Welcome to this week’s Mailbox Monday which is hosted this month at Five Minutes For Books.
Go to the dedicated blog for the meme to see the complete tour schedule in the right sidebar.
Here is what showed up at my house this week:
The wonderful Michelle Moran made sure I got a finished copy of her newest novel: The Second Empress (Crown Publishing, August 2012). Set in Paris during the rule of Emperor Napoleon Bonaparte, the novel centers around the cruel leaders as he “casts aside his beautiful wife to marry a Hapsburg princess he hopes will bear him a royal heir.” Marie-Louise, the eighteen year old daughter of the king of Austria, has little choice but to marry the French Emperor, but when war threatens her family in Austria she will be forced to make choices which will change the course of her life.
Michelle Moran is renowned for her vivid historical novels. Her experiences at archaeological sites around the world motivate and inspire her prose. She is the author of the national bestsellers Nefertiti (read my review), The Heretic Queen (read my review), Cleopatra’s Daughter (read my review) and Madame Tussaud. Learn more about Moran and her work by visiting the author’s website.
I received another book through Atria Books Galley Alley – this time The Map of the Sky by Felix J. Palma (translated from the Spanish by Nick Caistor). This book is set for release next month and is a follow up to The Map of Time (which I also have but have not yet read). From the publisher: “A love story serves as backdrop for The Map of the Sky when New York socialite Emma Harlow agrees to marry millionaire Montgomery Gilmore, but only if he accepts her audacious challenge: to reproduce the extraterrestrial invasion featured in Wells’s War of the Worlds. What follows are three brilliantly interconnected plots to create a breathtaking tale of time travel and mystery, replete with cameos by a young Edgar Allan Poe, and Captain Shackleton and Charles Winslow from The Map of Time.”
Félix J. Palma (Sanlúcar de Barrameda, 1968) has been unanimously acclaimed by critics as one of the most brilliant and original storytellers of our time. His devotion to the short story genre has earned him more than a hundred awards. The Map of Time is his first book to be published in the United States. It received the 2008 Ateneo de Sevila XL Prize.

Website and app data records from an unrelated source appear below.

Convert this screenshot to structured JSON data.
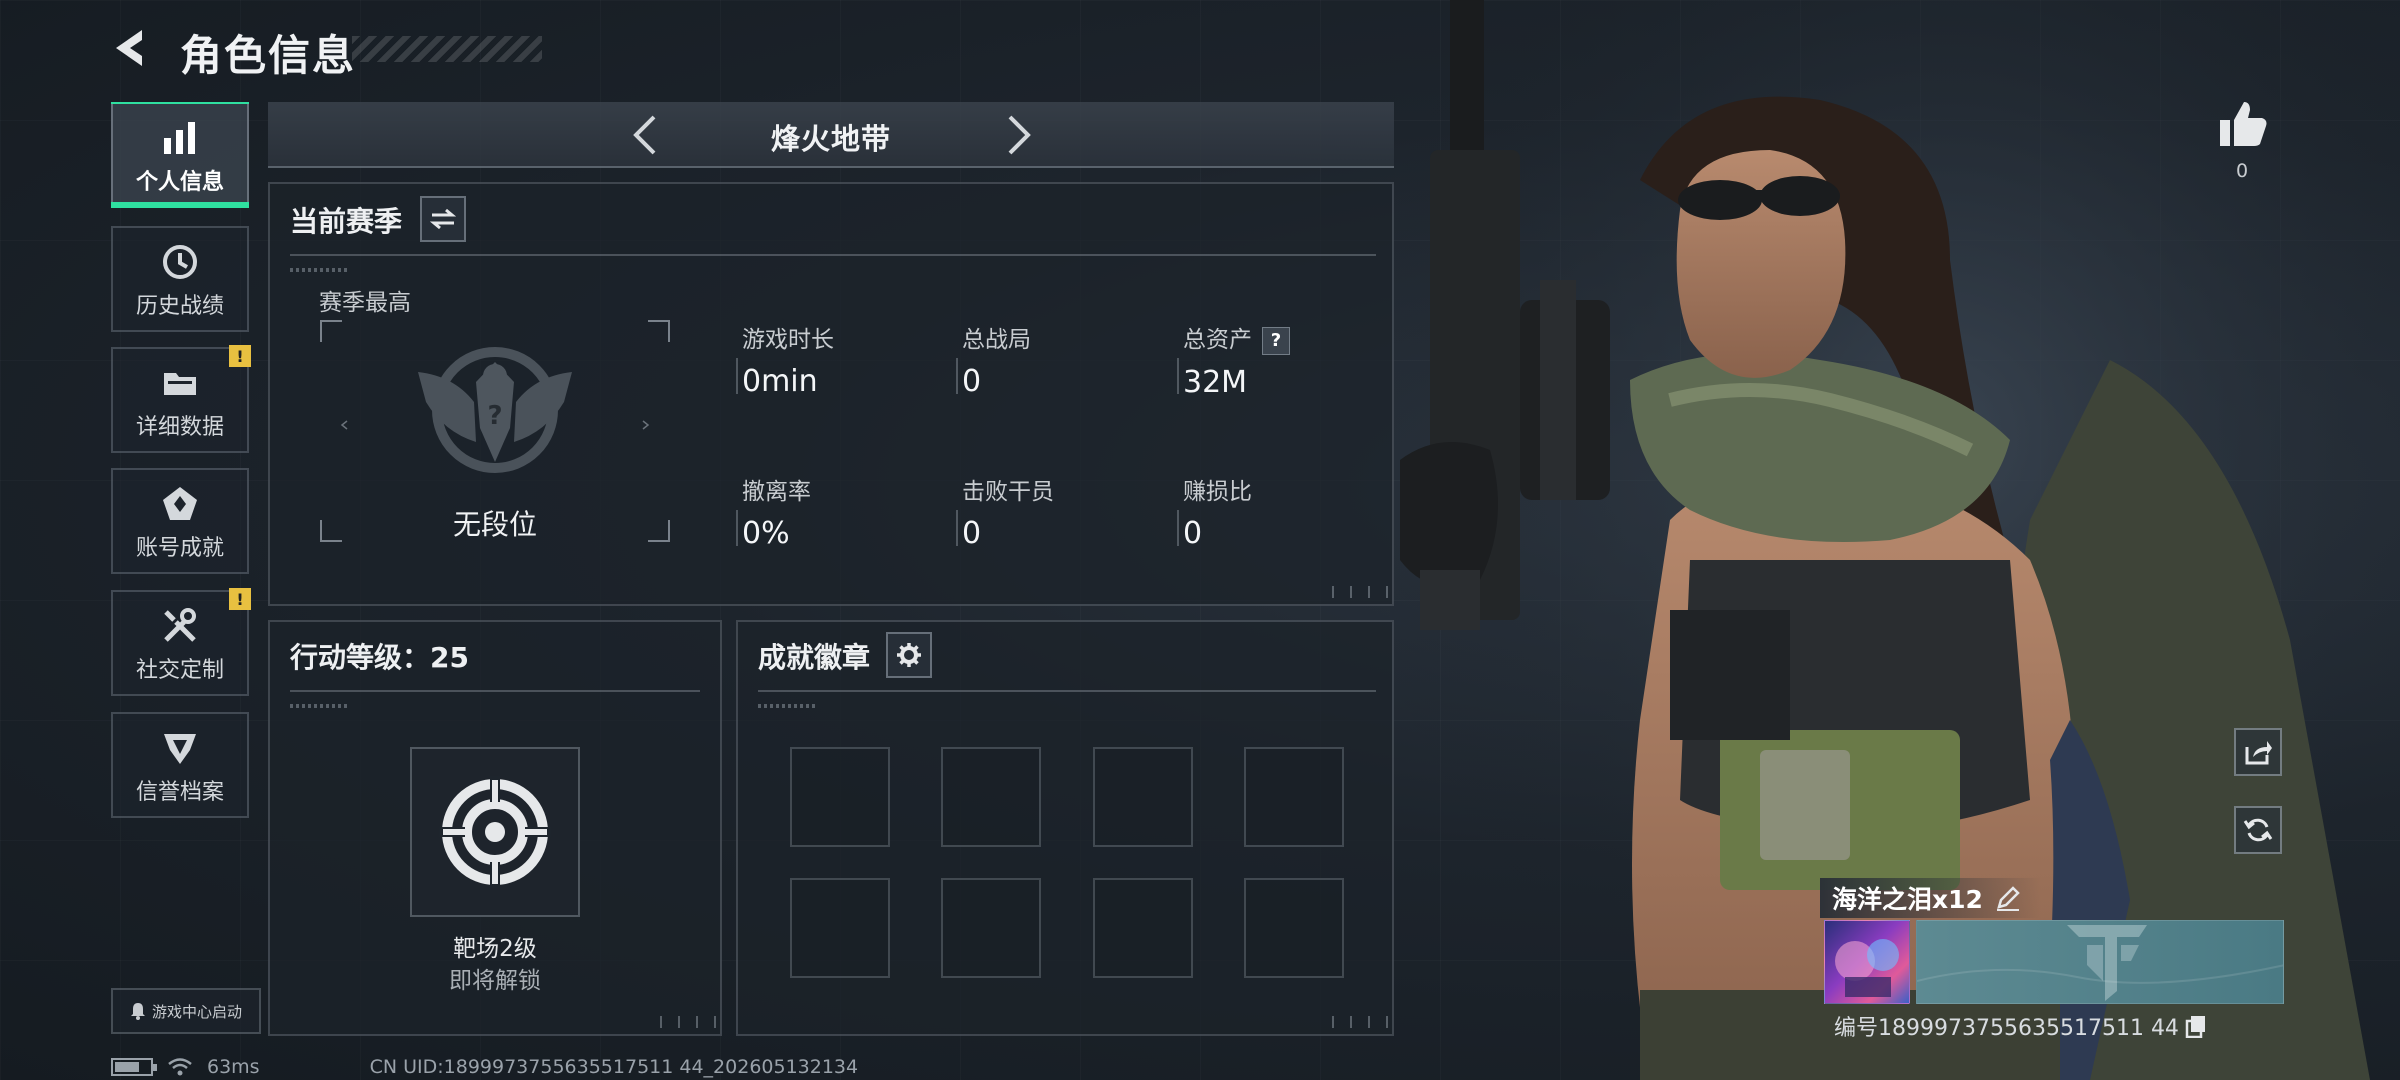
{
  "header": {
    "title": "角色信息"
  },
  "nav": {
    "items": [
      {
        "label": "个人信息",
        "icon": "bar-chart-icon",
        "active": true,
        "alert": false
      },
      {
        "label": "历史战绩",
        "icon": "history-icon",
        "active": false,
        "alert": false
      },
      {
        "label": "详细数据",
        "icon": "folder-icon",
        "active": false,
        "alert": true
      },
      {
        "label": "账号成就",
        "icon": "achievement-icon",
        "active": false,
        "alert": false
      },
      {
        "label": "社交定制",
        "icon": "tools-icon",
        "active": false,
        "alert": true
      },
      {
        "label": "信誉档案",
        "icon": "reputation-icon",
        "active": false,
        "alert": false
      }
    ],
    "alert_mark": "!"
  },
  "mode": {
    "title": "烽火地带"
  },
  "season": {
    "title": "当前赛季",
    "best_label": "赛季最高",
    "rank_name": "无段位",
    "stats": [
      {
        "label": "游戏时长",
        "value": "0min"
      },
      {
        "label": "总战局",
        "value": "0"
      },
      {
        "label": "总资产",
        "value": "32M",
        "help": "?"
      },
      {
        "label": "撤离率",
        "value": "0%"
      },
      {
        "label": "击败干员",
        "value": "0"
      },
      {
        "label": "赚损比",
        "value": "0"
      }
    ]
  },
  "level": {
    "title": "行动等级：25",
    "item_name": "靶场2级",
    "item_status": "即将解锁"
  },
  "badges": {
    "title": "成就徽章",
    "slots": 8
  },
  "player": {
    "likes": "0",
    "name": "海洋之泪x12",
    "id_text": "编号1899973755635517511 44"
  },
  "footer": {
    "game_center": "游戏中心启动",
    "ping": "63ms",
    "uid": "CN UID:1899973755635517511 44_202605132134",
    "battery_level": 0.7
  },
  "colors": {
    "accent": "#2fe0a0",
    "alert": "#e8c040"
  }
}
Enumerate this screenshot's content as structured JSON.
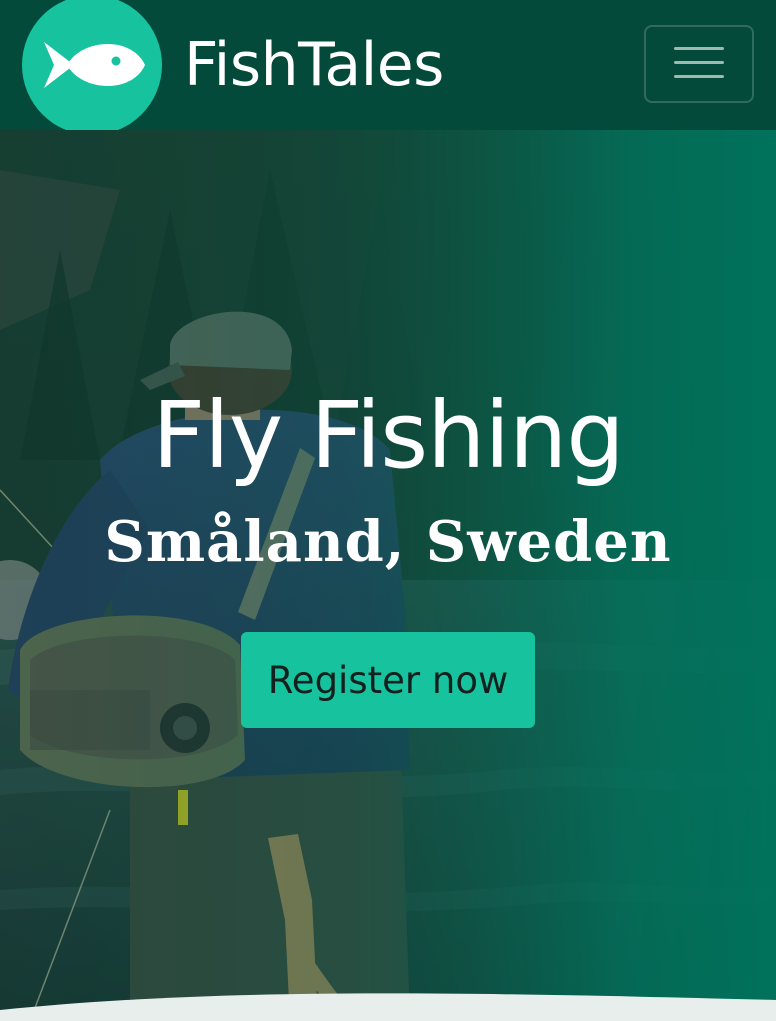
{
  "navbar": {
    "brand_name": "FishTales",
    "logo_icon": "fish-icon",
    "menu_icon": "hamburger-menu-icon"
  },
  "hero": {
    "background_image": "fly-fisherman-in-river-photo",
    "title": "Fly Fishing",
    "subtitle": "Småland, Sweden",
    "cta_label": "Register now"
  },
  "colors": {
    "navbar_bg": "#044a3b",
    "logo_circle": "#17c29e",
    "cta_bg": "#17c29e",
    "overlay_teal": "#007a62",
    "text_light": "#ffffff",
    "cta_text": "#14201d"
  }
}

Learn more about Palma and his work by visiting the author’s website.
From Quercus Fiction came an Advance Readers Edition of A Private Business by Barbara Nadel (July 2012). This is the first book in a new series by this author. Set in 2012 London during the Olympics the book takes a look at the deprived areas of the city which surround the glamorous Olympic Park. “PI Lee Arnold and his assistant, Mumtaz Hakim, work in these streets, in a community fraught with tensions. When Arnold is hired by a controversial stand- up comedian, he already knows that her routine could make her a target. Arnold and Hakim’s new client is being followed. Are her fears justified? As they delve deeper, they discover that this investigation is more complex and sinister than a simple, straightforward case of stalking.”
Born in the East End of London, Barbara Nadel is the author of the acclaimed Ikmen series of crime novels, set in Turkey. She lives in Lancashire.
From Doubleday, comes The Pigeon Pie Mystery by Julia Stuart (August 2012). This is a follow-up to the bestselling The Tower, the Zoo and the Tortoise. From the publisher: “With her trademark wit and charm, Julia Stuart introduces us to an outstanding cast of lovable oddballs, from the palace maze-keeper to the unconventional Lady Beatrice (who likes to dress up as a toucan—don’t ask), as she guides us through the many delightful twists and turns in this fun and quirky murder mystery. Everyone is hiding a secret of the heart, and even Alexandrina may not realize when she’s caught in a maze of love.”
Julia Stuart is an award-winning journalist and the author of The Matchmaker of Périgord and She lives in London.
What about you? Did any fabulous books arrive at YOUR house this week?